Maximum internal transfer rate752Mbits/sec841Mbits/sec
Maximum external transfer rate320MB/sec
Average sustained transfer rate52MB/s59.9MB/s
Average seek time (read)4.1ms4.7ms
Average seek time (write)4.5ms5.3ms
Average rotational latency3ms2.99ms
Spindle speed10,000-RPM
Cache size8MB
Platter capacity37GB
Available capacities37, 73GB37, 73, 147GB
MTBF1,400,000 hours1,200,000 hours
Warranty lengthFive years
Dimensions15 x 70.1 x 111.7 mm25.4 x 101.6 x 146.05 mm

Right off the bat, there's evidence that the Savvio might not be quite as fast as Seagate's full-size 10K-RPM SCSI drive. The Savvio's maximum internal and average sustained transfer rates are slower than the Cheetah 10K.6 by more than 10%. However, the Savvio boasts quicker seek times that could help balance things out. On paper, the Cheetah has an edge when it comes to lengthy, sustained transfers, but the Savvio looks better suited to workloads with more random access patterns.

While its transfer rate and seek time specs differ from the Cheetah, the Savvio shares its big brother's 10K-RPM spindle speed, 8MB cache, and 37GB platter capacity. The Savvio is only available in 37 and 73GB capacities, though. With Cheetahs available up to 147GB and new 10K-RPM SCSI drives from Maxtor and Hitachi Global Storage pushing 300GB, the Savvio has a definite disadvantage in storage capacity per drive.

Savvio's barely longer than 3.5" drives are wide

Savvio drives are a little less than 70% smaller than 3.5" disks by volume and less than a third of their weight.
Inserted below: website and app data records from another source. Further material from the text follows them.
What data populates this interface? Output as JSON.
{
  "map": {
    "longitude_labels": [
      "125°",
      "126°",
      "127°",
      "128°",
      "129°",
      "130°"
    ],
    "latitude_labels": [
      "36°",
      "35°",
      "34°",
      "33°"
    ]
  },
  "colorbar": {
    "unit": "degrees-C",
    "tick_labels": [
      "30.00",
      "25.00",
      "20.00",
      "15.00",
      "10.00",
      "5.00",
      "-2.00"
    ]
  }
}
To put that in perspective, a single Savvio is roughly the size of a deck of cards—you need three Savvios to approach the volume of one 3.5" hard drive.

In certain RAID configurations, the Savvio's smaller stature can also make up for its limited single-drive storage capacity. Take RAID, for example. A minimum of two drives are required for RAID 1, three drives for RAID 5, and four drives for RAID 0+1 or 10. With Savvios taking up less space, it's easier to squeeze multi-drive arrays into small enclosures. Heck, a three-drive Savvio RAID 5 array takes up roughly the same volume as a single 3.5" hard disk.
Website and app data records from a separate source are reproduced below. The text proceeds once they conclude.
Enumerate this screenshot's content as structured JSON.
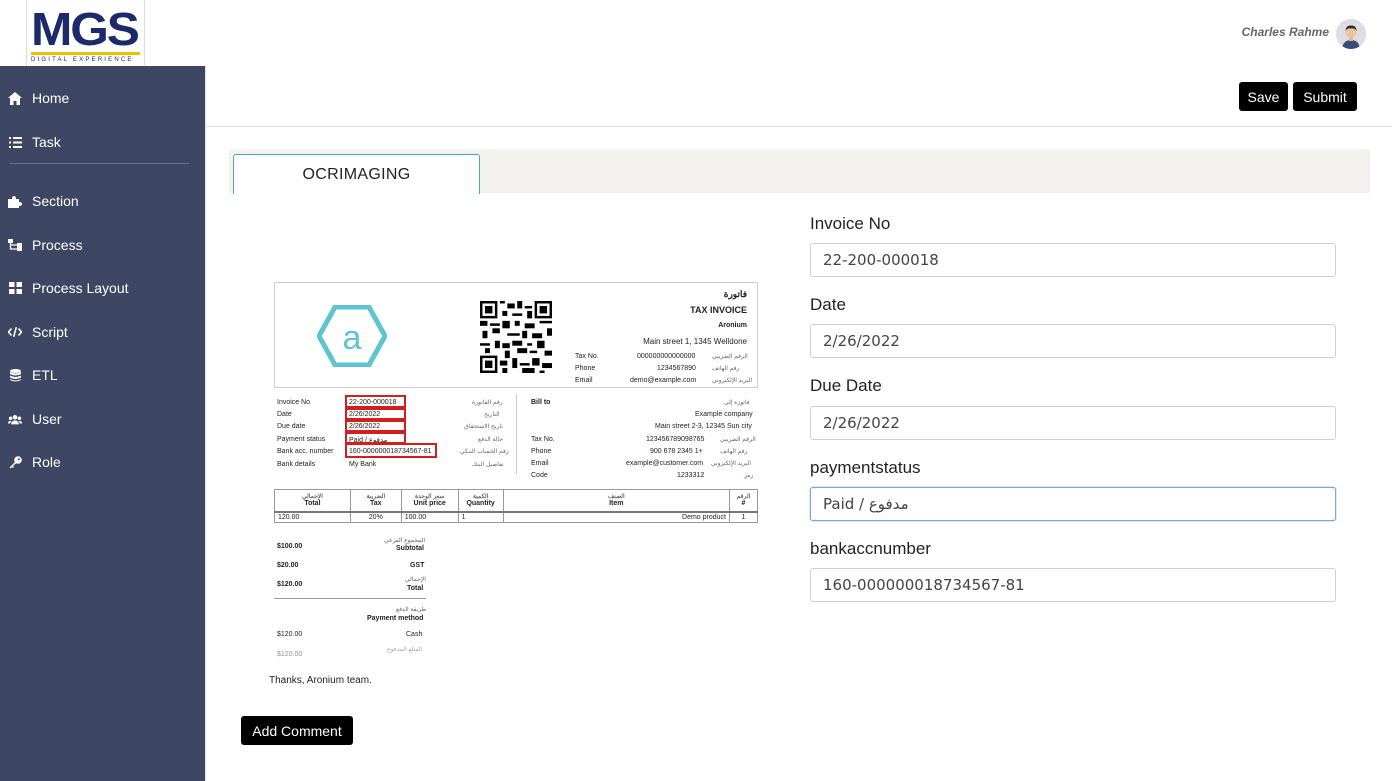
{
  "header": {
    "logo_text": "MGS",
    "logo_subtitle": "DIGITAL EXPERIENCE",
    "user_name": "Charles Rahme"
  },
  "sidebar": {
    "items": [
      {
        "label": "Home",
        "icon": "home-icon"
      },
      {
        "label": "Task",
        "icon": "list-icon"
      },
      {
        "label": "Section",
        "icon": "puzzle-icon"
      },
      {
        "label": "Process",
        "icon": "sitemap-icon"
      },
      {
        "label": "Process Layout",
        "icon": "grid-icon"
      },
      {
        "label": "Script",
        "icon": "code-icon"
      },
      {
        "label": "ETL",
        "icon": "database-icon"
      },
      {
        "label": "User",
        "icon": "users-icon"
      },
      {
        "label": "Role",
        "icon": "key-icon"
      }
    ]
  },
  "toolbar": {
    "save_label": "Save",
    "submit_label": "Submit"
  },
  "tabs": [
    {
      "label": "OCRIMAGING",
      "active": true
    }
  ],
  "invoice": {
    "title_ar": "فاتورة",
    "title": "TAX INVOICE",
    "company": "Aronium",
    "address": "Main street 1, 1345 Welldone",
    "seller": [
      {
        "label": "Tax No.",
        "value": "000000000000000",
        "ar": "الرقم الضريبي"
      },
      {
        "label": "Phone",
        "value": "1234567890",
        "ar": "رقم الهاتف"
      },
      {
        "label": "Email",
        "value": "demo@example.com",
        "ar": "البريد الإلكتروني"
      }
    ],
    "details": [
      {
        "label": "Invoice No",
        "value": "22-200-000018",
        "ar": "رقم الفاتورة"
      },
      {
        "label": "Date",
        "value": "2/26/2022",
        "ar": "التاريخ"
      },
      {
        "label": "Due date",
        "value": "2/26/2022",
        "ar": "تاريخ الاستحقاق"
      },
      {
        "label": "Payment status",
        "value": "Paid / مدفوع",
        "ar": "حالة الدفع"
      },
      {
        "label": "Bank acc. number",
        "value": "160-000000018734567-81",
        "ar": "رقم الحساب البنكي"
      },
      {
        "label": "Bank details",
        "value": "My Bank",
        "ar": "تفاصيل البنك"
      }
    ],
    "bill_to_label": "Bill to",
    "bill_to_ar": "فاتورة إلى",
    "bill_to": [
      {
        "label": "",
        "value": "Example company",
        "ar": ""
      },
      {
        "label": "",
        "value": "Main street 2-3, 12345 Sun city",
        "ar": ""
      },
      {
        "label": "Tax No.",
        "value": "123456789098765",
        "ar": "الرقم الضريبي"
      },
      {
        "label": "Phone",
        "value": "900 678 2345 1+",
        "ar": "رقم الهاتف"
      },
      {
        "label": "Email",
        "value": "example@customer.com",
        "ar": "البريد الإلكتروني"
      },
      {
        "label": "Code",
        "value": "1233312",
        "ar": "رمز"
      }
    ],
    "table_headers": [
      {
        "ar": "الإجمالي",
        "en": "Total"
      },
      {
        "ar": "الضريبة",
        "en": "Tax"
      },
      {
        "ar": "سعر الوحدة",
        "en": "Unit price"
      },
      {
        "ar": "الكمية",
        "en": "Quantity"
      },
      {
        "ar": "الصنف",
        "en": "Item"
      },
      {
        "ar": "الرقم",
        "en": "#"
      }
    ],
    "table_row": [
      "120.00",
      "20%",
      "100.00",
      "1",
      "Demo product",
      "1"
    ],
    "totals": [
      {
        "value": "$100.00",
        "ar": "المجموع الفرعي",
        "en": "Subtotal"
      },
      {
        "value": "$20.00",
        "ar": "",
        "en": "GST"
      },
      {
        "value": "$120.00",
        "ar": "الإجمالي",
        "en": "Total"
      }
    ],
    "payment_method_ar": "طريقة الدفع",
    "payment_method_label": "Payment method",
    "payment_rows": [
      {
        "value": "$120.00",
        "label": "Cash"
      },
      {
        "value": "$120.00",
        "label": "المبلغ المدفوع"
      }
    ],
    "thanks": "Thanks, Aronium team."
  },
  "comment_button_label": "Add Comment",
  "form": {
    "fields": [
      {
        "label": "Invoice No",
        "value": "22-200-000018"
      },
      {
        "label": "Date",
        "value": "2/26/2022"
      },
      {
        "label": "Due Date",
        "value": "2/26/2022"
      },
      {
        "label": "paymentstatus",
        "value": "Paid / مدفوع"
      },
      {
        "label": "bankaccnumber",
        "value": "160-000000018734567-81"
      }
    ]
  },
  "colors": {
    "sidebar_bg": "#3d4663",
    "logo_blue": "#1b2a6b",
    "logo_accent": "#e6c200",
    "tab_border": "#49a7c3",
    "highlight_red": "#d21e1e",
    "button_bg": "#000000"
  }
}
Apart from its RAID-specific benefits, the Savvio's smaller form factor also contributes to lower power consumption. The drive's lighter platters require less energy to spin, allowing Seagate to use a much smaller motor than on 3.5" drives. Seagate claims Savvio consumes 44% less power than a typical 3.5" 10K-RPM SCSI drive under load. For large datacenters with rack upon rack of storage, lower power consumption could translate to a significant savings over time. Lower power consumption also gives the Savvio less potential to radiate heat, although any heat it does radiate will be concentrated over a smaller surface area.